\begin{document} \begin{frame} \large Draw a graph of $x=\sin y$ and find the slope of the line tangent to the graph at the point $(0,\pi)$. \vskip 45pt Find $dx/dy$ and $dy/dx$ if $y\sec(x) = 6x\tan(y)$. \end{frame} \begin{frame} \large Find $dy/dx$ by implicit differentiation. \vskip 15pt \begin{columns} \begin{column}{0.5\textwidth} \begin{enumerate} \item[\bf a)] $x^4+y^3=1$ \vskip 30pt \item[\bf b)] $7x^2 + 5xy - y^2 = 6$ \vskip 30pt \item[\bf c)] $x^7(x + y) = y^2(4x ? y)$ \end{enumerate} \end{column} \begin{column}{0.5\textwidth} \begin{enumerate} \item[\bf d)] $4 \cos(x) \sin(y) = 2$ \vskip 30pt \item[\bf e)] $5y\sin(x^2) = 9x\sin(y^2)$ \vskip 30pt \item[\bf f)] $\sqrt{7x+y}=6+x^2y^2$ \end{enumerate} \end{column} \end{columns} \end{frame} \begin{frame} \large Explain (without calculating) why the two following equations will yield the same formula for $dy/dx$. Does this mean that the two graphs will have exactly the same tangent lines? $$x^3y+y^2+y=1$$ $$x^3y+y^2+y=-1$$ \begin{columns} \begin{column}{0.5\textwidth} \includegraphics[height=5cm]{contour1.png} \end{column} \begin{column}{0.5\textwidth} \includegraphics[height=5cm]{contour2.png} \end{column} \end{columns} \end{frame} \begin{frame} \large Find an equation of the tangent line to the ellipse $$9x^2 + xy + 9y^2 = 19$$ at the point $(1, 1)$. \vskip 20pt Find an equation of the tangent line to the {\bf astroid} $x^{2/3}+y^{2/3} = 4$ at $(-3\sqrt{3},1)$. \begin{center} \includegraphics[height=4cm]{astroid.png} \end{center} \end{frame} \begin{frame} \large Find the points on the {\bf lemniscate} $8(x^2+y^2)^2=25(x^2-y^2)$ where the tangent is horizontal. \begin{figure}[htp] \centering{ \includegraphics[height=4cm]{lemniscate.png}} \end{figure} \end{frame} \begin{frame} \large If $f(x) + x^2[f(x)]^3 = 10$ and $f(1) = 2$, find $f '(1)$. \vskip 50pt Find $dx/dy$ and $dy/dx$ and $dz/dx$ if $$y\sec(z) = 6x\tan(y).$$ \end{frame} \begin{frame} \large Find $y''$ by implicit differentiation. $$4x^2+y^2=9$$ \end{frame} \begin{frame} \large When we introduced the Power Rule, we explained it for $y=x^n$ when $n$ is a nonnegative integer, and we promised that later we'd explain it when $n$ is a rational and/or negative number.
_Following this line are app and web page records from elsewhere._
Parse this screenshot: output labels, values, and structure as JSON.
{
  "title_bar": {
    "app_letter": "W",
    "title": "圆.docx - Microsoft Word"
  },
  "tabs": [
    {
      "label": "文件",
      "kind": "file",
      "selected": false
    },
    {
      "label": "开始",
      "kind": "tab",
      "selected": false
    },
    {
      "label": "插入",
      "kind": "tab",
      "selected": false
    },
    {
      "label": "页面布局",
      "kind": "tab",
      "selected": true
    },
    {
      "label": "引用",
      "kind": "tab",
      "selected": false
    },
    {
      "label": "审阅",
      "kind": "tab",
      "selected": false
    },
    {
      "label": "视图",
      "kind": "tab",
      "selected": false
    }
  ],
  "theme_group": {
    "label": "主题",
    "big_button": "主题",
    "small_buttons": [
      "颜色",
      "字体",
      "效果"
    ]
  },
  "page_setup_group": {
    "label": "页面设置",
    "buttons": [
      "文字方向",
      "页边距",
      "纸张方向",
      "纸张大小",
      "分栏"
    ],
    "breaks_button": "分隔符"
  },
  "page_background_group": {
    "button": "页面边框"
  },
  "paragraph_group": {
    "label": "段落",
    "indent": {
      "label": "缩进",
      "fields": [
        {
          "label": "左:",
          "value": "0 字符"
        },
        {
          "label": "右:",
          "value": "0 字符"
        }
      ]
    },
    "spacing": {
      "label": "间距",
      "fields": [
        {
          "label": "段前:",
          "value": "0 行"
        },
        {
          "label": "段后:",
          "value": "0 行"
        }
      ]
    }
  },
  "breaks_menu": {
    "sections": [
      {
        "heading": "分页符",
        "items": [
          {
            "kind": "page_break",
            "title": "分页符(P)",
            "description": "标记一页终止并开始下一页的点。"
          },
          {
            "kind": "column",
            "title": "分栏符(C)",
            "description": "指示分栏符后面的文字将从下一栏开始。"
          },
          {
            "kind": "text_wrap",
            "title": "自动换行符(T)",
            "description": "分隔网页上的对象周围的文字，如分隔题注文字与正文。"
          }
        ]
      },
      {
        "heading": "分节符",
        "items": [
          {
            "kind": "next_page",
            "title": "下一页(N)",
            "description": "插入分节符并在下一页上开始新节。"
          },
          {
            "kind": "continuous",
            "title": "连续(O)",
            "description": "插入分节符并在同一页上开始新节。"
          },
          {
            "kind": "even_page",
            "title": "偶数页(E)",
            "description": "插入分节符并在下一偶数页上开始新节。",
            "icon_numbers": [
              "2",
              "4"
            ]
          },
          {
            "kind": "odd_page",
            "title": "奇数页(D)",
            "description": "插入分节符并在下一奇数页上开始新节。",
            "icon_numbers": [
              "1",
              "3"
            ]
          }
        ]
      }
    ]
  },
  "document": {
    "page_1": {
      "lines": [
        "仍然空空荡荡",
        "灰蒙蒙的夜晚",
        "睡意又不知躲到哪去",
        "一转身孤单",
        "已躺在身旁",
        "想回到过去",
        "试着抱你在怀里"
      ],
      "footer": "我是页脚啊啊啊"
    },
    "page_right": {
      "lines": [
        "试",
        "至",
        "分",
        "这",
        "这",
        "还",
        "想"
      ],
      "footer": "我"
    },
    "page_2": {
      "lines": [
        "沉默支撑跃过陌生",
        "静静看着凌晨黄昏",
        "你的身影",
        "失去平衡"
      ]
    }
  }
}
The moment has come. In the following, you should use the Power Rule {\bf only for $n$ a nonnegative integer} to prove it the Power Rule for all rational numbers. \begin{enumerate}[a)] \item Warm-up: write $y=x^\frac{2}{3}$ as $y^3=x^2$. Then use Implicit Differentiation to show $y'=\frac{2}{3}x^{-\frac{1}{3}}$. \item Let $y=x^\frac{p}{q}$, where $p$ and $q$ are positive integers. Use the same method as the previous problem to show $y'=\frac{p}{q}x^{\frac{p}{q}-1}$. \item Warm-up: write $y=x^{-1}$ as $xy=1$. Then use Implicit Differentiation to show $y'=-x^{-2}$. \item Let $y=x^{-a}$, where $a$ is a positive rational number. Use the same method as the previous problem to show $y'=-ax^{-a-1}$. \end{enumerate} \end{frame} \begin{frame} \large When you solve for $y'$ in an implicit differentiation problem, you have to solve a quadratic equation \begin{enumerate} \item always \item sometimes \item never \end{enumerate} \end{frame} \begin{frame} \large Find equations of both the tangent lines to the ellipse $$x^2 + 9y^2 = 81$$ that pass through the point $(27, 3)$. \end{frame} \begin{frame} \large The Thin Lens Equation in optics relates the focal length $f$ of a lens, the distance $a$ from an object to the lens, and the distance $b$ from the object's image to the lens. The equation is $$\frac{1}{a}+\frac{1}{b}=\frac{1}{f}$$ Let's say you have a lens with focal length $10$ cm. \begin{itemize} \item[\bf (a)] Which of the following derivatives describes the rate at which the position of the image changes as you move the object? \centerline{ $\dfrac{da}{db}$\qquad $\dfrac{db}{da}$\qquad $\dfrac{da}{df}$ \qquad $\dfrac{df}{da}$} \item[\bf (b)] If the object is 20 centimeters from the lens and moving away from the lens, where is the object's image and in what direction is it moving? \end{itemize} \end{frame} \end{document}